Small Intestine and Immune System
Small Intestine and Immune System
By Lennart Cedgård MD and CEO Wasa Medicals
The intestinal ecology is vital in both in the genesis, prevention and treatment of disease.
The mucosal membrane of the intestine, which has an area of around 200m2, is under constant challenge by different kinds of antigens. Not only do we swallow food antigens (60-70 tons throughout a lifetime) and food-borne microbes, but also inhaled particles that become trapped in the respiratory tract and transported up to pharynx are finally swallowed and reach the intestine. Furthermore, the mucosal membrane of the intestine has intimate contact with the normal intestinal microflora. It is therefore not surprising that the intestine contains the largest accumulation of lymphoid tissues in the body. Eighty percent (!) of the lymphocytes in the body are situated in the intestinal wall, in the so-called gut-associated-lymphoid-tissue (GALT). They appear as aggregates in lymph nodules called Peyer's patches and as scattered lymphoid cells in the lamina propria. Further, the intestinal epithelia are seeded by small lymphocytes termed intraepithelial lymphocytes. The GALT is associated with the rest of the lymphatic system via lymphatic vessels directed toward lymph nodules situated in the mesenteric fibrous tissue that lines the small intestine.
The immune system has two major functions, equally important: to react on foreign, dangerous antigens and particles like pathogenic bacteria and viruses and to not react on harmless antigens like food antigen and body tissue. These two functions have shown to be associated with each other.
Intestinal immune responses to bacteria are mainly induced in the Peyer's patches. When lymphocytes (B- and T-cells) in the Peyer's patches are activated by bacterial antigens they start proliferate and leave the intestinal tissue for the blood. They circulate during a couple of days before they settle down somewhere in the mucosa-associated-lymphoid-tissue (MALT), which is the lymphoid tissue associated with all the mucosal membranes in the body like the intestinal, respiratory and urogenital mucosa. Lymphoid tissues of all the mucosal membranes in the body are in this way interconnected. Immunological reactions, like allergic reactions in the intestine are likely to influence the status of other mucosal tissues. When the activated B-cells have settled down they mature and start producing IgA antibodies. Thus, the bacteria induce immunity against themselves. The paradox is that at the same time as the bacteria induce strong immunological reactions against themselves they decrease immunological reactivity against other antigens like food antigens. The mechanism of this is not completely known, but studies have shown that it is difficult to achieve oral tolerance in animals lacking an intestinal microflora while administration of bacterial antigens with the food increases the tolerating effect of feeding. Conversely some bacterial toxins like cholera toxin may break oral tolerance to food antigens so the composition of the intestinal flora is of importance.

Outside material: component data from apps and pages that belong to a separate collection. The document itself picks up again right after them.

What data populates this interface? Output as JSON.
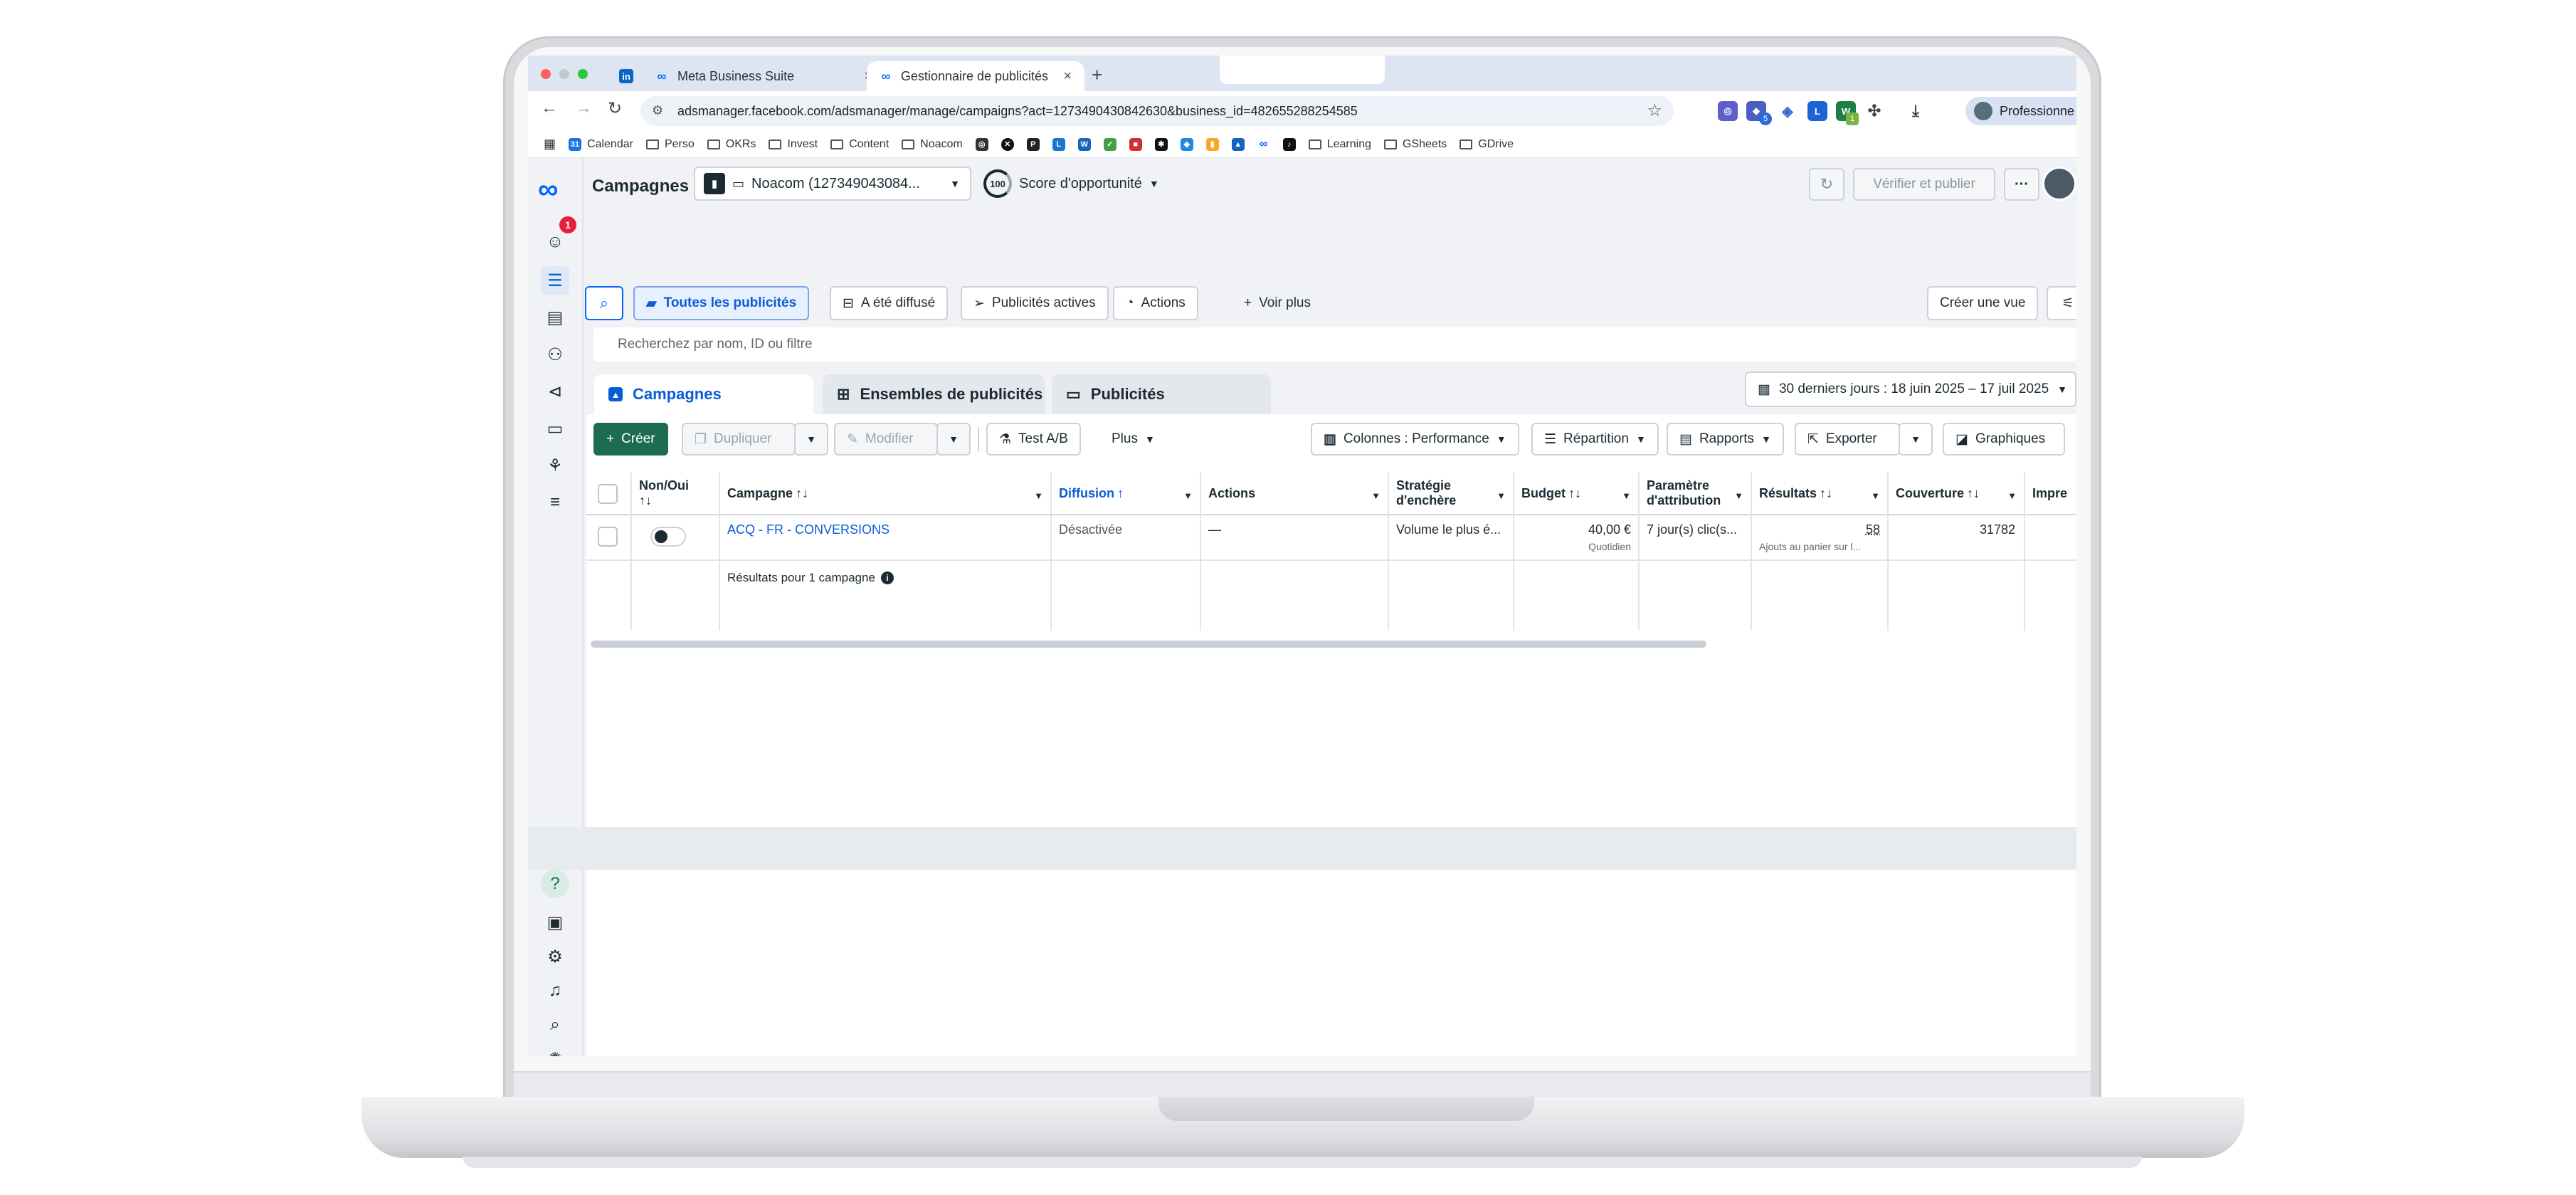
{
  "browser": {
    "tabs": [
      {
        "label": "Meta Business Suite"
      },
      {
        "label": "Gestionnaire de publicités - G"
      }
    ],
    "new_tab": "+",
    "url": "adsmanager.facebook.com/adsmanager/manage/campaigns?act=1273490430842630&business_id=482655288254585",
    "profile": "Professionne",
    "bookmarks": [
      "Calendar",
      "Perso",
      "OKRs",
      "Invest",
      "Content",
      "Noacom",
      "Learning",
      "GSheets",
      "GDrive"
    ],
    "ext_badges": [
      "5",
      "1"
    ]
  },
  "header": {
    "title": "Campagnes",
    "account": "Noacom (127349043084...",
    "opportunity_score": "100",
    "opportunity_label": "Score d'opportunité",
    "verify_label": "Vérifier et publier",
    "more": "···"
  },
  "rail": {
    "badge": "1"
  },
  "filters": {
    "all_ads": "Toutes les publicités",
    "delivered": "A été diffusé",
    "active_ads": "Publicités actives",
    "actions": "Actions",
    "see_more": "Voir plus",
    "create_view": "Créer une vue",
    "search_placeholder": "Recherchez par nom, ID ou filtre"
  },
  "levels": {
    "campaigns": "Campagnes",
    "adsets": "Ensembles de publicités",
    "ads": "Publicités"
  },
  "date_range": "30 derniers jours : 18 juin 2025 – 17 juil 2025",
  "actions_bar": {
    "create": "Créer",
    "duplicate": "Dupliquer",
    "edit": "Modifier",
    "ab_test": "Test A/B",
    "more": "Plus",
    "columns": "Colonnes : Performance",
    "breakdown": "Répartition",
    "reports": "Rapports",
    "export": "Exporter",
    "charts": "Graphiques"
  },
  "table": {
    "headers": {
      "onoff_1": "Non/Oui",
      "onoff_2": "↑↓",
      "campaign": "Campagne",
      "delivery": "Diffusion",
      "actions": "Actions",
      "bid_1": "Stratégie",
      "bid_2": "d'enchère",
      "budget": "Budget",
      "attr_1": "Paramètre",
      "attr_2": "d'attribution",
      "results": "Résultats",
      "reach": "Couverture",
      "impressions": "Impre"
    },
    "row": {
      "campaign": "ACQ - FR - CONVERSIONS",
      "delivery": "Désactivée",
      "actions": "—",
      "bid": "Volume le plus é...",
      "budget": "40,00 €",
      "budget_sub": "Quotidien",
      "attribution": "7 jour(s) clic(s...",
      "results": "58",
      "results_sub": "Ajouts au panier sur l...",
      "reach": "31782"
    },
    "footer": "Résultats pour 1 campagne"
  }
}
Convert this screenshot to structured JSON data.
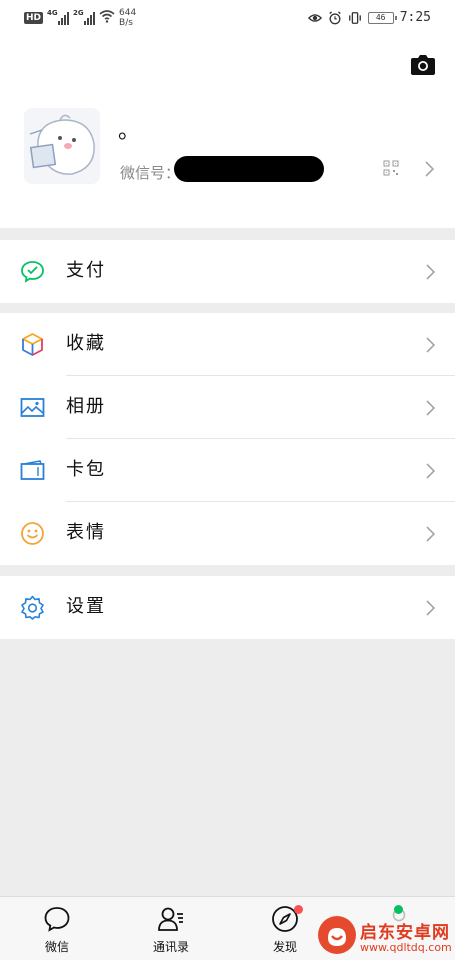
{
  "status_bar": {
    "hd_badge": "HD",
    "net_1": "4G",
    "net_2": "2G",
    "speed_value": "644",
    "speed_unit": "B/s",
    "battery": "46",
    "time": "7:25",
    "icons": [
      "eye-comfort-icon",
      "alarm-icon",
      "vibrate-icon",
      "battery-icon",
      "wifi-icon"
    ]
  },
  "profile": {
    "nickname": "。",
    "wechat_id_label": "微信号：",
    "wechat_id_value": "",
    "icons": [
      "camera-icon",
      "qr-code-icon",
      "chevron-right-icon"
    ]
  },
  "menu": {
    "pay": {
      "label": "支付",
      "icon": "wechat-pay-icon",
      "color": "#07c160"
    },
    "favorites": {
      "label": "收藏",
      "icon": "favorites-cube-icon"
    },
    "album": {
      "label": "相册",
      "icon": "photo-album-icon",
      "color": "#2782d7"
    },
    "cards": {
      "label": "卡包",
      "icon": "card-wallet-icon",
      "color": "#2782d7"
    },
    "stickers": {
      "label": "表情",
      "icon": "emoji-smile-icon",
      "color": "#f0a53a"
    },
    "settings": {
      "label": "设置",
      "icon": "gear-icon",
      "color": "#2782d7"
    }
  },
  "tabbar": {
    "tabs": [
      {
        "label": "微信",
        "icon": "chat-bubble-icon"
      },
      {
        "label": "通讯录",
        "icon": "contacts-icon"
      },
      {
        "label": "发现",
        "icon": "compass-icon",
        "badge": "red-dot"
      },
      {
        "label": "",
        "icon": "me-icon",
        "badge": "green-dot"
      }
    ]
  },
  "watermark": {
    "title": "启东安卓网",
    "url": "www.qdltdq.com"
  },
  "colors": {
    "background": "#ededed",
    "accent_green": "#07c160",
    "badge_red": "#fa5151",
    "icon_blue": "#2782d7"
  }
}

Further, studies points to the importance of a higher turn-over of bacteria for the stimulation of the immune system. It is important that the immune system meet with new bacterial antigens continuously. As soon as IgA antibodies are produced against a certain bacterial antigen, antibodies bind to the antigen and inhibit it from translocating the intestinal wall and reach the Peyer's patches. The low turn-over of bacteria and the decreased number of bacterial strains in the intestinal microflora of people in the western world may lead to a decreased bacterial stimulation of the immune system which could lead to over-reactivity against other antigens like food antigens.
The immune system of an infant is not fully developed. The intestinal barrier is immature and the capacity to generate IgA-producing cells is inadequate. Bacterial colonisation provides maturational signals to the GALT. Thus, the intestinal microflora is important for the maturation of the immune system in infants. Animals lacking an intestinal microflora have very small Peyer's patches, the level of IgA antibodies in blood is low and the amount of T-cells in the intestinal wall is also decreased.